Derrick – Is peer review fit to evaluate a new breed of research excellence?
In this article, Gemma Derrick, author of The Evaluators’ Eye, discusses the suitability of peer review, from its purpose to its process and outcomes.
All academics have felt the unmistakeable pang of disappointment that comes from being rejected from a grant, promotion or award. What should sting more is the knowledge that this rejection came from not one, but of a whole group of their own academic peers. Instead, academics accept the decision not because they think it is correct, but because they believe in the integrity of the peer review system. This is despite the peer review system suffering many attacks on its reliability and ability to make unbiased decisions. Indeed, in the face of these serious drawbacks, blind faith in the peer review system runs deep.
Despite its place as the gold standard of research evaluation, surprisingly little is known about how peer review works. Most research focuses on judging the fitness of peer review solely based on how ex-post assessments match other external quantitative measures of research excellence. To do so, however, is naïve and overlooks the fact that how peer review works is more a social than scientific process.
Understanding peer review this way, changes the way that its strengths are perceived. It also changes the way it is seen as an appropriate tool for judging notions of excellence that exist beyond academic. By studying peer review as a social process, rather than the product of its outcomes alone its future as the gold-standard in evaluation is less about patching its failures and more about understanding how panels can work better, smarter and towards more equitable outcomes.

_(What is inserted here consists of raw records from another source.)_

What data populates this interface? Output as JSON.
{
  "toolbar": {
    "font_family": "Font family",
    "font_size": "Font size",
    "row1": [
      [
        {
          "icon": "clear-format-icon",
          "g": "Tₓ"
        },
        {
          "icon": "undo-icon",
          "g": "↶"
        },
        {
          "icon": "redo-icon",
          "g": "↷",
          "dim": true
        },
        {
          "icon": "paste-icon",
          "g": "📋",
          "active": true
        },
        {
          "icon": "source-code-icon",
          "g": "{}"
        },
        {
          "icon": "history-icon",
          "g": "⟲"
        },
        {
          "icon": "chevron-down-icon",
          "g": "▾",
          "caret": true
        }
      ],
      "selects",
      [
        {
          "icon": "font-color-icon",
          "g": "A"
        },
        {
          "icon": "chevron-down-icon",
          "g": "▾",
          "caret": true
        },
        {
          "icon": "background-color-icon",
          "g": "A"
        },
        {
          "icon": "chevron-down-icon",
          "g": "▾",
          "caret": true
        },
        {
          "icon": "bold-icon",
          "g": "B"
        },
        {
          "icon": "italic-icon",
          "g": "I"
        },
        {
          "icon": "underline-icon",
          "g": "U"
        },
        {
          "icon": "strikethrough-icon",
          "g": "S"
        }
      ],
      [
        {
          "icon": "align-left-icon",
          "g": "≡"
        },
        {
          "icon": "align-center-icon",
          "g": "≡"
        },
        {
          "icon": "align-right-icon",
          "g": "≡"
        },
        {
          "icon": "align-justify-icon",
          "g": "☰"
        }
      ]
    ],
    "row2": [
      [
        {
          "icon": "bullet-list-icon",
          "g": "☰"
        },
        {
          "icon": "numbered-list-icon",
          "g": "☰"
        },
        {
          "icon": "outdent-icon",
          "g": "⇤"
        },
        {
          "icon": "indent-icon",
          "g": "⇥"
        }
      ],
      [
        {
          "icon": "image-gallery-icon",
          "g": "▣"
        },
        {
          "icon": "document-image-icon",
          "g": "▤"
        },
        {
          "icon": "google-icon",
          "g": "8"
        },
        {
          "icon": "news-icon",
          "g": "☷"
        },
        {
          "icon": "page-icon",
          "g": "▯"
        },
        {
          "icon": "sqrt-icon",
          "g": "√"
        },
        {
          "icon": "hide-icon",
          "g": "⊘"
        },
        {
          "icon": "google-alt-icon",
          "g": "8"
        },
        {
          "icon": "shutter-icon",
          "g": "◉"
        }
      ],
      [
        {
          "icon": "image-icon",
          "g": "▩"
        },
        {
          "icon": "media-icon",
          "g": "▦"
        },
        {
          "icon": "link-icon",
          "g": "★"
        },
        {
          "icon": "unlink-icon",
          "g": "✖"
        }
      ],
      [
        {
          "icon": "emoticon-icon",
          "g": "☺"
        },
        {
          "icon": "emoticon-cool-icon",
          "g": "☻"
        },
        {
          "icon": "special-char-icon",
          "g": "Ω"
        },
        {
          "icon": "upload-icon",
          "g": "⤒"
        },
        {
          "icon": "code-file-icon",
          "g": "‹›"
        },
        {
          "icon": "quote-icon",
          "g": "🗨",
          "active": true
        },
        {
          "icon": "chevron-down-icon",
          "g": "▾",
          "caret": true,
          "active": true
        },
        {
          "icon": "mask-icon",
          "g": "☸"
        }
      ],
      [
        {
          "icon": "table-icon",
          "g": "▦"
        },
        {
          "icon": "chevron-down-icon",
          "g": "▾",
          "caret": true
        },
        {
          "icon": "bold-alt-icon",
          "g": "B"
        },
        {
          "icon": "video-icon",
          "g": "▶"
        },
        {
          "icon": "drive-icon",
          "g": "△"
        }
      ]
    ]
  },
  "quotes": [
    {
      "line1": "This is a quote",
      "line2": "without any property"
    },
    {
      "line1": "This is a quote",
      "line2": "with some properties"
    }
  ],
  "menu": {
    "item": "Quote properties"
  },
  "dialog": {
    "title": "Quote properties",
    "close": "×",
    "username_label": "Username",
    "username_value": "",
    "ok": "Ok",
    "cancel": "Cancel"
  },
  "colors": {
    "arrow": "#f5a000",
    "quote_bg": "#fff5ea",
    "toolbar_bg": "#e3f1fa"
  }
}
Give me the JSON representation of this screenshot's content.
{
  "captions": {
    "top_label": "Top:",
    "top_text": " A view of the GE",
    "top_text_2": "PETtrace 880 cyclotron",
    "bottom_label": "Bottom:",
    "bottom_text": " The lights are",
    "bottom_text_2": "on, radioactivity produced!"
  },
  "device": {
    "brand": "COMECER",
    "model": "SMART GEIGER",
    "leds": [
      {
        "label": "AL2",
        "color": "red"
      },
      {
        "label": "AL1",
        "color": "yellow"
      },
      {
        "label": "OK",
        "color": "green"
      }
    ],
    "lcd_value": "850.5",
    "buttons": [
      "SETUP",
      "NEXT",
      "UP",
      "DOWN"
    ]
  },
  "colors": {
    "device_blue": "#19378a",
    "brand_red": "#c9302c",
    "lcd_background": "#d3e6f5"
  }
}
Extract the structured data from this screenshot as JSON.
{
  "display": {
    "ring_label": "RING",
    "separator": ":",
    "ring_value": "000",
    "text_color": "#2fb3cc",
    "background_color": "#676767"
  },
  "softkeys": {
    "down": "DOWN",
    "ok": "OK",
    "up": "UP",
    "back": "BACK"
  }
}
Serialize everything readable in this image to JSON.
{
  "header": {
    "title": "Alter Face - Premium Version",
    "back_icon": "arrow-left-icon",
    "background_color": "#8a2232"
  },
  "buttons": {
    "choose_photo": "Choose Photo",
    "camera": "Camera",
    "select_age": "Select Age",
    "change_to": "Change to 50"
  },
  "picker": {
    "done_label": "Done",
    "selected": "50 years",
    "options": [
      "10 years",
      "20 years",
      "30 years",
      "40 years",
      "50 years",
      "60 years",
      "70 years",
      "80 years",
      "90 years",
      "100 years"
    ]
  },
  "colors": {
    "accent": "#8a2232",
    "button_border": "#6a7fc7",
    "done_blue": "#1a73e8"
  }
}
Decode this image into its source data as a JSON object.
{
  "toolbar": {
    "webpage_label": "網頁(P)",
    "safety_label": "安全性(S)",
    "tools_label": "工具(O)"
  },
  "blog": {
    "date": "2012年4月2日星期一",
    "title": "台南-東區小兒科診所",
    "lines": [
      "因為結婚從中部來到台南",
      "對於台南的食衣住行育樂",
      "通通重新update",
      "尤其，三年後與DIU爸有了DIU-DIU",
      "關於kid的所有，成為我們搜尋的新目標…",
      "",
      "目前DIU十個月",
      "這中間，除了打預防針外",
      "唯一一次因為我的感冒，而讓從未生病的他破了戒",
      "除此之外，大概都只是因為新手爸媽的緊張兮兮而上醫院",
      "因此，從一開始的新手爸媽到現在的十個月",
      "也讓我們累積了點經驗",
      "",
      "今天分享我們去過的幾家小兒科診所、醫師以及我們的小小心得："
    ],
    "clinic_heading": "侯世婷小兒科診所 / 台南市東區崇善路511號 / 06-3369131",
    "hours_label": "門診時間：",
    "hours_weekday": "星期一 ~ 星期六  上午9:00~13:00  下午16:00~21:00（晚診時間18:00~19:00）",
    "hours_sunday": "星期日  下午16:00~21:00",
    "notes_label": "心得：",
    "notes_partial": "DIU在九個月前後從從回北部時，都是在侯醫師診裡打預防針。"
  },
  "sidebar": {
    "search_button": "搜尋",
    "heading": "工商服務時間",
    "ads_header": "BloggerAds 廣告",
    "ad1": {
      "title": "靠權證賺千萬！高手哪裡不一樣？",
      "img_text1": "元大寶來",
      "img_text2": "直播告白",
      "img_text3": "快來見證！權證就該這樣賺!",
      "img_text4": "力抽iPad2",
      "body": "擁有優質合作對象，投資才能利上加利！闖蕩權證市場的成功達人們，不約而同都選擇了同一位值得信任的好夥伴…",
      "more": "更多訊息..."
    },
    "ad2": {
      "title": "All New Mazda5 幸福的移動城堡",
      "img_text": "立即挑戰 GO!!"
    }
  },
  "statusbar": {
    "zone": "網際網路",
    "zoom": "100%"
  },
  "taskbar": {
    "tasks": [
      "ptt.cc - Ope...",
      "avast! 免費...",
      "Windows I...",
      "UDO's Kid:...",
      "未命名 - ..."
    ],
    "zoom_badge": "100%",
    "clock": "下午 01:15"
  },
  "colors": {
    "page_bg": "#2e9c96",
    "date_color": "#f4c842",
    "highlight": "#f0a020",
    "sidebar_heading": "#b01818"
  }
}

Peer review, for all wants and purposes, is an excellent tool for assessing traditional notions of academic excellence. In these situations, the peers that govern the process are not just experts in a specific topic area, but also were subjected to the same process of academic socialisation as the applicant. This results in both the applicant and evaluator sharing a common understanding of research excellence; a meeting of academic minds that guides how both the application is constructed as well as how it is evaluated.
Currently, the understanding of what constitutes research excellence is expanding to consider activities and achievements beyond the realms of academia. This has come hand in hand with governments in the UK, US, Australia, New Zealand and across Europe calling for greater transparency and accountability for the public funding of research. For research, it means that excellence is no longer constrained to the traditional expectations of writing high quality, high impact journal articles and books; collaborate internationally; have continued success in obtaining competitive grants; and producing knowledge for knowledge sake. Now, there is an expectation that researchers be rewarded and held accountable to how their research influences broader society.
There is nothing new to this view, in fact researchers have implicitly been using their research to influence society for decades. What is controversial is the idea that researchers be rewarded formally for these activities and that, using the peer review system to legitimise this new mode of research production, that such activities are incentivised. However, the question remains as to whether a process that built its reputation on assessing traditional modes of research productivity is fit for the purpose of evaluating these new, and ambiguous research criteria.
Indeed, for assessing notions of excellence that extend beyond academia, the very foundation of expertise and peer is blurred, and without certainty in this foundation, there is no longer a shared understanding to drive the process, nor validate the evaluation outcomes. To counteract this, some panels include non-academic evaluators who represent a variety of societal stakeholder groups. However, there are still problems with the extent these non-academics can function as part of an academic-dominated panel culture, and contribute to deliberations and validate the decision to use peer review to evaluate non-academic criteria.
Instead, to assess its suitability for evaluating Impact and other emerging and ambiguous criteria, peer review must be viewed not as a filtering mechanism, but as a human exercise that requires airing multiple ideas, and reaching a consensus through negotiation and capitulation on an individual level. This seems simple enough, but studying this process with the view to optimise it is another story entirely. Peer review is a black box, and there are strong political and organisations reasons for keeping it as such. This means that it is overwhelmingly difficult to “get inside” to be able to assess the assessors, and to explore in real time how decisions about notions of value are made by groups of experts. As such, old methodological tools are no longer suitable. What is needed is a level of creativity in our methodological approaches that uses thinking based on diplomacy, methodological innovation and interdisciplinary design. After all, if we judge the suitability of peer review based solely on the outcomes it produces, then we are only seeing part of the problem.